- _WHAT THE EXERCISE ASKS_:
Copy all records precisely, apart from the pictures.

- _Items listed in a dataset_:
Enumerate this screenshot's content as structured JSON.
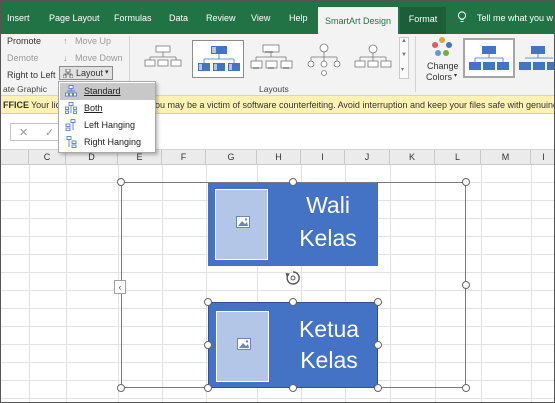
{
  "ribbon_tabs": {
    "insert": "Insert",
    "page_layout": "Page Layout",
    "formulas": "Formulas",
    "data": "Data",
    "review": "Review",
    "view": "View",
    "help": "Help",
    "smartart_design": "SmartArt Design",
    "format": "Format",
    "tell_me": "Tell me what you w"
  },
  "create_graphic": {
    "promote": "Promote",
    "demote": "Demote",
    "right_to_left": "Right to Left",
    "move_up": "Move Up",
    "move_down": "Move Down",
    "layout": "Layout",
    "group_label": "ate Graphic"
  },
  "layouts_group": {
    "label": "Layouts"
  },
  "change_colors": {
    "line1": "Change",
    "line2": "Colors"
  },
  "layout_menu": {
    "items": [
      "Standard",
      "Both",
      "Left Hanging",
      "Right Hanging"
    ],
    "selected": "Standard"
  },
  "warning": {
    "prefix": "FFICE",
    "text": "Your lic",
    "text2": "ou may be a victim of software counterfeiting. Avoid interruption and keep your files safe with genuine O"
  },
  "columns": [
    "C",
    "D",
    "E",
    "F",
    "G",
    "H",
    "I",
    "J",
    "K",
    "L",
    "M",
    "I"
  ],
  "smartart": {
    "box1": {
      "line1": "Wali",
      "line2": "Kelas"
    },
    "box2": {
      "line1": "Ketua",
      "line2": "Kelas"
    }
  },
  "colors": {
    "excel_green": "#217346",
    "box_fill": "#4472c4",
    "picture_placeholder": "#b4c6e7",
    "warning_bar": "#fff2b3"
  }
}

- _SOLUTION TO THE PROBLEM_:
Enumerate this screenshot's content as structured JSON.
{
  "ribbon_tabs": {
    "insert": "Insert",
    "page_layout": "Page Layout",
    "formulas": "Formulas",
    "data": "Data",
    "review": "Review",
    "view": "View",
    "help": "Help",
    "smartart_design": "SmartArt Design",
    "format": "Format",
    "tell_me": "Tell me what you w"
  },
  "create_graphic": {
    "promote": "Promote",
    "demote": "Demote",
    "right_to_left": "Right to Left",
    "move_up": "Move Up",
    "move_down": "Move Down",
    "layout": "Layout",
    "group_label": "ate Graphic"
  },
  "layouts_group": {
    "label": "Layouts"
  },
  "change_colors": {
    "line1": "Change",
    "line2": "Colors"
  },
  "layout_menu": {
    "items": [
      "Standard",
      "Both",
      "Left Hanging",
      "Right Hanging"
    ],
    "selected": "Standard"
  },
  "warning": {
    "prefix": "FFICE",
    "text": "Your lic",
    "text2": "ou may be a victim of software counterfeiting. Avoid interruption and keep your files safe with genuine O"
  },
  "columns": [
    "C",
    "D",
    "E",
    "F",
    "G",
    "H",
    "I",
    "J",
    "K",
    "L",
    "M",
    "I"
  ],
  "smartart": {
    "box1": {
      "line1": "Wali",
      "line2": "Kelas"
    },
    "box2": {
      "line1": "Ketua",
      "line2": "Kelas"
    }
  },
  "colors": {
    "excel_green": "#217346",
    "box_fill": "#4472c4",
    "picture_placeholder": "#b4c6e7",
    "warning_bar": "#fff2b3"
  }
}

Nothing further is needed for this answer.